** EXERCISE **
Using the data below, show every line where the word "value" occurs.
══ MATERIAL TO PROCESS ══
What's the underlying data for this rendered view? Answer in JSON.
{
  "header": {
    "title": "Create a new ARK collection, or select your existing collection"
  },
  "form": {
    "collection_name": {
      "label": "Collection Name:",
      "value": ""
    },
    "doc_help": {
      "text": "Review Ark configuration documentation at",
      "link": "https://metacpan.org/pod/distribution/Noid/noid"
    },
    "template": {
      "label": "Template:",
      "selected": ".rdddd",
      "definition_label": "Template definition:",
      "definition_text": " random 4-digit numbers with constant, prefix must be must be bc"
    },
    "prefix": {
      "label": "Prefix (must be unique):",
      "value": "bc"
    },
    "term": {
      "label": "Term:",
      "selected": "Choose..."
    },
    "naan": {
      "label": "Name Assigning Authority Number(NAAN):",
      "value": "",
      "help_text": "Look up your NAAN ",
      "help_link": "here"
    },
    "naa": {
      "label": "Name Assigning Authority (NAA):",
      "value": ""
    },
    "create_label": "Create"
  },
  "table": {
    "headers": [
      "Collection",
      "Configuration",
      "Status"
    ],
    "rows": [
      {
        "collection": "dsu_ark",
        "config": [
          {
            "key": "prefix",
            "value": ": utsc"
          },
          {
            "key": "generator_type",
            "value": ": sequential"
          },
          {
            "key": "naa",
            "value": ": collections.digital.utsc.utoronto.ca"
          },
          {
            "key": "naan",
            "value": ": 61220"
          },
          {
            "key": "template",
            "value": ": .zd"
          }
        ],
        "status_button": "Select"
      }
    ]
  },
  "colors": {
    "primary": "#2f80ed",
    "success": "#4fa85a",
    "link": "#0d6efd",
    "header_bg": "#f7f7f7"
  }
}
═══
** COMPLETED EXERCISE **
      "value": ""
      "value": "bc"
      "value": "",
      "value": ""
            "value": ": utsc"
            "value": ": sequential"
            "value": ": collections.digital.utsc.utoronto.ca"
            "value": ": 61220"
            "value": ": .zd"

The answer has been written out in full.